Past History School Classes

Since April 2020, the Gilder Lehrman History School has served more than 5,000 students through twenty classes covering many eras and themes in American history.

Classes held in Fall 2020 and Spring 2021 are available to watch on-demand by exploring the course page.

Grade Levels: High School (grades 9–12)

This course introduced students to the nine time periods covered by the College Board’s AP United States History Curriculum. Students used the Gilder Lehrman Institute’s APUSH Study Guide and primary source documents to discuss major historical topics. Additionally, this course focused on strategies for reading and writing that are essential for success in the APUSH course or test.


Grade Levels: Upper elementary and middle school students (3rd–8th grade)

Learn about Black Lives in the Founding Era through primary source documents. Each week students will examine a different historical figure—some famous and some little known—and their life, legacy, and accomplishments.


  • The Cold War taught Joe Welch (2018 National History Teacher of the Year)

Grade Levels: Middle and high school students (8th–12th grade)
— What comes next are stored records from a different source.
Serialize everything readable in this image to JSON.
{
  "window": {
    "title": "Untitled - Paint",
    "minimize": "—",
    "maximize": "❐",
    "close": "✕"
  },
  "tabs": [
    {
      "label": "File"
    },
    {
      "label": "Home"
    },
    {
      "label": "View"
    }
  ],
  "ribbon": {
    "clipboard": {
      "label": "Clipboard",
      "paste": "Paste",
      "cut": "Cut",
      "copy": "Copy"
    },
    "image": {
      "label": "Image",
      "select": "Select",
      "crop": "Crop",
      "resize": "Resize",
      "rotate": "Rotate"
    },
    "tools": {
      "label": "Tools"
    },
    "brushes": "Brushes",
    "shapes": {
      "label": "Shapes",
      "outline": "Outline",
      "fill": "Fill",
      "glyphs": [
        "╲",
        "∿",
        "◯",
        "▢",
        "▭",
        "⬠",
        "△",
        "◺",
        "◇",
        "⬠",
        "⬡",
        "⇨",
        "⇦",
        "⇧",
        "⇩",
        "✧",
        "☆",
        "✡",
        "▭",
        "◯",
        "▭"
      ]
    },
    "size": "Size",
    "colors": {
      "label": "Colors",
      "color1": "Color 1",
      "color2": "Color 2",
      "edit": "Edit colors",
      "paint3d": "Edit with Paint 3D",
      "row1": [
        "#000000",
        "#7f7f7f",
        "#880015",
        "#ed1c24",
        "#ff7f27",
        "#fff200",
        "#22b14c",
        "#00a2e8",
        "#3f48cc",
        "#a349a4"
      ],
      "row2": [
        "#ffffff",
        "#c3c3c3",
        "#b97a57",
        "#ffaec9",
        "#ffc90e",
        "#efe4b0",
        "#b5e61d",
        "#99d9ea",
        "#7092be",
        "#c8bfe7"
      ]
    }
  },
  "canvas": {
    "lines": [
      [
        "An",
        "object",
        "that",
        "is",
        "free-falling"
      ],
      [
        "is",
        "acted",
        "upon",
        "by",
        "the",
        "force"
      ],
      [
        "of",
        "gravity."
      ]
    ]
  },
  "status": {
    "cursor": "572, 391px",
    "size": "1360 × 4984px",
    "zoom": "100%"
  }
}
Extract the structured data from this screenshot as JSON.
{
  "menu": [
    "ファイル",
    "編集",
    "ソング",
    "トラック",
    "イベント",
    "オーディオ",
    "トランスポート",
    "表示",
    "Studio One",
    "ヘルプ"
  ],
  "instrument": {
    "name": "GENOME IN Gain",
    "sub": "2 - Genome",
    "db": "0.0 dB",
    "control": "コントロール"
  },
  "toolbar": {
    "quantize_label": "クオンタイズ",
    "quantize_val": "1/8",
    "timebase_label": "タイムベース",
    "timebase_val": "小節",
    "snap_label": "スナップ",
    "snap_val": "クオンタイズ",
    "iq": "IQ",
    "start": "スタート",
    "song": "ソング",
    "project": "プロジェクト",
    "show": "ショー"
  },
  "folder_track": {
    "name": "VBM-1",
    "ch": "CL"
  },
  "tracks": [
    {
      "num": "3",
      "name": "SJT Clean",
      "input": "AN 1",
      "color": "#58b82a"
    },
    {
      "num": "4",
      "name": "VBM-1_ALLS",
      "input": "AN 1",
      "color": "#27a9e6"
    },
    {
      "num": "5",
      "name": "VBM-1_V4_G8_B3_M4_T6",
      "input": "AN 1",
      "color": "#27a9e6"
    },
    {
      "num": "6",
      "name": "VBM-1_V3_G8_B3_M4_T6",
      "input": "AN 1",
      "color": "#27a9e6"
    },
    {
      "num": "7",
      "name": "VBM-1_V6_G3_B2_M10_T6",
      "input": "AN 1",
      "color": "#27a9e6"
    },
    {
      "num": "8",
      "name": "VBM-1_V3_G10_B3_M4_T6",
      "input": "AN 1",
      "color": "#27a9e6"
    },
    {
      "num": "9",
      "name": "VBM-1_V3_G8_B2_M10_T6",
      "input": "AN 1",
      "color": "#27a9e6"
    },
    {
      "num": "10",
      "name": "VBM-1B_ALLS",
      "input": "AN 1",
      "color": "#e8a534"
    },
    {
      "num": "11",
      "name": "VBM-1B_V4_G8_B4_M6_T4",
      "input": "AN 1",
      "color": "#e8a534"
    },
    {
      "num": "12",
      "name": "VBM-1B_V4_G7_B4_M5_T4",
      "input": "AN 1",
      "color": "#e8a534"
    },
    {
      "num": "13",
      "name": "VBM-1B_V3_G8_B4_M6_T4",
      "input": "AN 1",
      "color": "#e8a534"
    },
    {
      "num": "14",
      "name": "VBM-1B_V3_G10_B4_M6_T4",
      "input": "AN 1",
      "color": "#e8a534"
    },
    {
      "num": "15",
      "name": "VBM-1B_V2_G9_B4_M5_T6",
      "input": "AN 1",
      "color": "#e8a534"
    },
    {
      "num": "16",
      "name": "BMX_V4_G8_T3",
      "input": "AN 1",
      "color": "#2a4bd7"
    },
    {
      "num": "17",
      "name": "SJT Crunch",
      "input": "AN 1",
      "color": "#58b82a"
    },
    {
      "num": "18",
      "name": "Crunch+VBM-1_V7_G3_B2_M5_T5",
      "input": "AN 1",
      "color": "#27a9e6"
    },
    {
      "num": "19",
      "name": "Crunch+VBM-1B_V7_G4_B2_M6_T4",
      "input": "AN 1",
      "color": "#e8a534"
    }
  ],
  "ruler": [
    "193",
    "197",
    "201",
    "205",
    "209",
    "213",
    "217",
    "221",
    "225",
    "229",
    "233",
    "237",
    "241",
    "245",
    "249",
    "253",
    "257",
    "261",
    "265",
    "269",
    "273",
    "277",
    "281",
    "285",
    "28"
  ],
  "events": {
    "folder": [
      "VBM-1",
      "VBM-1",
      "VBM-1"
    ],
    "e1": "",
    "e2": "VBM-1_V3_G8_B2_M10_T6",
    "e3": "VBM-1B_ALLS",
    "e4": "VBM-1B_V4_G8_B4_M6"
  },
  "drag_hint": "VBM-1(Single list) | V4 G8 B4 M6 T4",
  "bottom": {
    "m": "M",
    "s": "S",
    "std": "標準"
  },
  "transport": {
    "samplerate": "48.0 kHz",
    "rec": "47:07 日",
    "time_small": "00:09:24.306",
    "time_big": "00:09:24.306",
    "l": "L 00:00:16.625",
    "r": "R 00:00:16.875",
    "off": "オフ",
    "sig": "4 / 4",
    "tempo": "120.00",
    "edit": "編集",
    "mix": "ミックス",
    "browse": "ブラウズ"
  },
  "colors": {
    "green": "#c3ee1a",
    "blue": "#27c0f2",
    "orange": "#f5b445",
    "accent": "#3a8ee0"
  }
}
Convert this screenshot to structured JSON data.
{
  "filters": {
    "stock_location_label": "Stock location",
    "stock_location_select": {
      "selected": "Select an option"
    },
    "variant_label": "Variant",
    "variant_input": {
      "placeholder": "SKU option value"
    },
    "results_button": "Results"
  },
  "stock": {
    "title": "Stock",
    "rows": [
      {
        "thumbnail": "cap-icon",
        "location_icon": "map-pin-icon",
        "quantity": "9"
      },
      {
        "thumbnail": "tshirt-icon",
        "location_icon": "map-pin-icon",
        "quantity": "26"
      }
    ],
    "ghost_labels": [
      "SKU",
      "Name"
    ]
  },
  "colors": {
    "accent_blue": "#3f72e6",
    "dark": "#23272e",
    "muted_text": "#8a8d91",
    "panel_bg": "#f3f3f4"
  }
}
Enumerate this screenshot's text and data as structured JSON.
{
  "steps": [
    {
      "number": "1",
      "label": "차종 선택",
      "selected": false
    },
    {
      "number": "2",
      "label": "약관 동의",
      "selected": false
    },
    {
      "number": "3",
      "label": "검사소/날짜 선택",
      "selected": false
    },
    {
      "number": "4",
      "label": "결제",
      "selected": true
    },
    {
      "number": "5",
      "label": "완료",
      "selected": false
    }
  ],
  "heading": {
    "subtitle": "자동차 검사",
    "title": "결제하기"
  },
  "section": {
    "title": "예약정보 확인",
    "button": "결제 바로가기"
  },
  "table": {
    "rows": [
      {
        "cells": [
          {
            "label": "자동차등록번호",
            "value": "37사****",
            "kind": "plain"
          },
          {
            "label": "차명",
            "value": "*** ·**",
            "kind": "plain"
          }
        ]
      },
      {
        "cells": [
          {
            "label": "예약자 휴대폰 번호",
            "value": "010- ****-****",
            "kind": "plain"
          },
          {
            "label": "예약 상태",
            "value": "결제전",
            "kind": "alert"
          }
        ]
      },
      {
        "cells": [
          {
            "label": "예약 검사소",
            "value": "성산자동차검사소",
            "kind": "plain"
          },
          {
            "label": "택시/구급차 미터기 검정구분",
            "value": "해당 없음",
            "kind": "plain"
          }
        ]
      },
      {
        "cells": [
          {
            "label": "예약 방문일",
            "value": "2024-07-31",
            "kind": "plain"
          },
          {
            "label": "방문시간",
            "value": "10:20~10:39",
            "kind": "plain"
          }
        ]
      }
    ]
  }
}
Delve into the history of the Cold War and learn about wars that aren’t fought on the battlefield. Using the Gilder Lehrman Collection and videos from RetroReport.org, students will uncover information regarding executive power, spies, international relations, and trade wars.


Grade Levels: Elementary-age students and families

Hamilton cast members read children’s books on American history topics with a history teacher.

View Full Archive of Past Read Alongs


Grade Levels: Elementary-age students and families

How did the United States become a country? How do we know that we have the real story? We know because we have evidence written and created by people who lived at that time. Students looked at some of that evidence and explored the birth of our nation through words and pictures that can tell us what really happened.


Grade Levels: High School (grades 9–12)

This course examined the struggle for voting rights from Reconstruction to the present day. The course focused on the African American–led protests of the 1950s and 1960s through the lens of the film Selma, using the Selma Online curriculum created by Harvard University’s Hutchins Center, which is led by Prof. Henry Louis Gates, Jr.


Grade Levels: High School (grades 9–12)

The US Constitution has been the bedrock of American government since it was first conceived in 1787, but it is far from a rigid document set in a bygone era. This class will focus on key aspects of the Constitution, the government it establishes, the freedoms it gives, and the questions it poses.


Grade Levels: Middle and High School (grades 6–12)

Students who love Hamilton or want to learn about the dramatic potential of primary sources were inspired by the cast and creative members of Hamilton as they shared their insight into creating art from history. This course was open, but not limited to, students doing the Hamilton Education Program Online in school.


  • Women Who Made History taught by CherylAnne Amendola (2017 Gilder Lehrman New Jersey History Teacher of the Year)

Grade Levels: Middle and High School (grades 6–12)

To commemorate the ratification of the Nineteenth Amendment, this course celebrated women who have made a lasting contribution to American culture, government, and economics.